* DATA EXCERPTS
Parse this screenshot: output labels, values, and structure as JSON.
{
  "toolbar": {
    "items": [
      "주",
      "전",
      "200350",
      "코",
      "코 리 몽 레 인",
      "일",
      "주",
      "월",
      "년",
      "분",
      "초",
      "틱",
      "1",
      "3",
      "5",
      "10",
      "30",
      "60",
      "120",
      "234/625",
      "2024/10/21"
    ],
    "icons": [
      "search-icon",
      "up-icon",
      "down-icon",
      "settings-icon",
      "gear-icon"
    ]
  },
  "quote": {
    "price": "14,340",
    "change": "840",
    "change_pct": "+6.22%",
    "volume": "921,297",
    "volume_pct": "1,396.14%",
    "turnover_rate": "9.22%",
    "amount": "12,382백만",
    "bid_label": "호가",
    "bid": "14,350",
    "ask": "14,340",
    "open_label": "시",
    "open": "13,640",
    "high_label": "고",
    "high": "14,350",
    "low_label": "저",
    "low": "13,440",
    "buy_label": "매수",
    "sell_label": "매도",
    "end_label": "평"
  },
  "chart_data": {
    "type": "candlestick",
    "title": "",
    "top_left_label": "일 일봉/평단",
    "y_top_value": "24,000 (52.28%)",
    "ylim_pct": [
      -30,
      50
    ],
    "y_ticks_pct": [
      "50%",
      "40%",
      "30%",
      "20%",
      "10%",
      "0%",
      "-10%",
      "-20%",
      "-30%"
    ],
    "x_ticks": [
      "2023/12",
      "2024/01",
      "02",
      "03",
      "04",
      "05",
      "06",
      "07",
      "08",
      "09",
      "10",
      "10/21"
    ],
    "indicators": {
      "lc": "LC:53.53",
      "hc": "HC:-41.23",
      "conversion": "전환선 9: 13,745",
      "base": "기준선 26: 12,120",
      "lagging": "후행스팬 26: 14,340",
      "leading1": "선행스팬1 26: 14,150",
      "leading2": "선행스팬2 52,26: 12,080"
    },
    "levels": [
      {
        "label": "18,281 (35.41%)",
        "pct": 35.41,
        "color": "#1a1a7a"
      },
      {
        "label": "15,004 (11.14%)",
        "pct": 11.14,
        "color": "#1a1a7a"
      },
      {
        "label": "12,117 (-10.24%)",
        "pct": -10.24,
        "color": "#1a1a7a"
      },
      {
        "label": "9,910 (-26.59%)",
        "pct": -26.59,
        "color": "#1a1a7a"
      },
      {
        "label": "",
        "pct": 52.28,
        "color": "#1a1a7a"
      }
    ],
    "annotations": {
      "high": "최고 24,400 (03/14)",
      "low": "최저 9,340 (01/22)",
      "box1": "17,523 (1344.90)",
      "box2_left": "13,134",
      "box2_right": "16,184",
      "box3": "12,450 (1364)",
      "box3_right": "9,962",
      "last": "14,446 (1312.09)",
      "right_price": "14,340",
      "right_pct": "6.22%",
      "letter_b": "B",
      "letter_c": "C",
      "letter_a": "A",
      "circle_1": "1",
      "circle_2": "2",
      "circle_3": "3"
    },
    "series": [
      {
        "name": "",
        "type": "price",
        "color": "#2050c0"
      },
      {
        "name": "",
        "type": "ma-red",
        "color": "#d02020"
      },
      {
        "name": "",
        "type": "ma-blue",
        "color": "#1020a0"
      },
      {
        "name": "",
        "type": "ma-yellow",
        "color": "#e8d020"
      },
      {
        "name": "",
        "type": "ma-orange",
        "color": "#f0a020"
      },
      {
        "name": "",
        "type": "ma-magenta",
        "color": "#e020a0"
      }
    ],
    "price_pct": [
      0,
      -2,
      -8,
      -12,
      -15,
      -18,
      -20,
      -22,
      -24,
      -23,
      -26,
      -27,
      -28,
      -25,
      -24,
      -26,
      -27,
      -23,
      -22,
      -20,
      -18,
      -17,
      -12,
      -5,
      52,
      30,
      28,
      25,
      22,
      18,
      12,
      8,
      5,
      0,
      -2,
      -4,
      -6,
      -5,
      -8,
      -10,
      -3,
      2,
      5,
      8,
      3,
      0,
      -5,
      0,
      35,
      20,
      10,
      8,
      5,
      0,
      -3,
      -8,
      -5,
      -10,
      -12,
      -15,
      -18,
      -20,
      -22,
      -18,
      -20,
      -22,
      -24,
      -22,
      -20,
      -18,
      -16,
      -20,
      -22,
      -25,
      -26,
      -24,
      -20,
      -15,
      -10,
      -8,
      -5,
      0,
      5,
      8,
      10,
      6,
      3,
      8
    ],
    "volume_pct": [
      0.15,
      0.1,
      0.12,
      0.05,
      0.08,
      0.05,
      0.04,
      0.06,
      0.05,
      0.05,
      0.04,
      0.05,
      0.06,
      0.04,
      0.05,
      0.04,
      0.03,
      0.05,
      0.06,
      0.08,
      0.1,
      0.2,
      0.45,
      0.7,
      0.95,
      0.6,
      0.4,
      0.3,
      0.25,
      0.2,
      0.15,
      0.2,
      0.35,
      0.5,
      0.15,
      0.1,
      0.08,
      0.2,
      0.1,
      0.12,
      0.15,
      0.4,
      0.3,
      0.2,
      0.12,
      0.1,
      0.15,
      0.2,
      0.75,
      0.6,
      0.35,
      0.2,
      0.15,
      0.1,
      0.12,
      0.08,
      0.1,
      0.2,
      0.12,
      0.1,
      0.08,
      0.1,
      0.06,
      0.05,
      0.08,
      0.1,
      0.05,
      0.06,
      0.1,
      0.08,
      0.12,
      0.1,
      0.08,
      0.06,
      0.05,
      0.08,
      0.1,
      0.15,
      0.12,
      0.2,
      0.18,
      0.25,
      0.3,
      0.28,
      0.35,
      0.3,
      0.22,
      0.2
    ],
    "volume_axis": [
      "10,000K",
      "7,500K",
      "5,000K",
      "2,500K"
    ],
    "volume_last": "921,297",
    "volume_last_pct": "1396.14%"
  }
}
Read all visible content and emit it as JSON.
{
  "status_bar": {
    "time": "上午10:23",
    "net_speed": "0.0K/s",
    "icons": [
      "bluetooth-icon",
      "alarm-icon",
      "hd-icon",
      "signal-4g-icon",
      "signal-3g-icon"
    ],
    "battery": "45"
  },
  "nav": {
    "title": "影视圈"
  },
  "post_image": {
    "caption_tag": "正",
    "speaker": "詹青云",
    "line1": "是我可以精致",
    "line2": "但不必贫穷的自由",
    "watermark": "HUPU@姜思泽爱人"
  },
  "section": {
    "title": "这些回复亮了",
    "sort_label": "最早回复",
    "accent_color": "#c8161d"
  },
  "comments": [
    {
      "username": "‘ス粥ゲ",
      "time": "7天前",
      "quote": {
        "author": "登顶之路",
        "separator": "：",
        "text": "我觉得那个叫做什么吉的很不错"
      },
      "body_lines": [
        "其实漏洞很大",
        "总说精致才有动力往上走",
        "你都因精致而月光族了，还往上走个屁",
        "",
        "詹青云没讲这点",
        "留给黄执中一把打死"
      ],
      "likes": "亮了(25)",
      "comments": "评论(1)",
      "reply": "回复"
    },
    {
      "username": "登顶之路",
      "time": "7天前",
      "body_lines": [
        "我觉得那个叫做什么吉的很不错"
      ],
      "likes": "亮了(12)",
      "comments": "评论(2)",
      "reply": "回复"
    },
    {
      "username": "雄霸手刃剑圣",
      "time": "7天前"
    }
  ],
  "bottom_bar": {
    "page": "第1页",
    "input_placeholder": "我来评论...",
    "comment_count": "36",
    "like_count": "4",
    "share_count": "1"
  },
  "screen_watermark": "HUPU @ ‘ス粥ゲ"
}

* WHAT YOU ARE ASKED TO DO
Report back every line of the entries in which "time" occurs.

* RESULT OF THE TASK
    "time": "上午10:23",
      "time": "7天前",
      "time": "7天前",
      "time": "7天前"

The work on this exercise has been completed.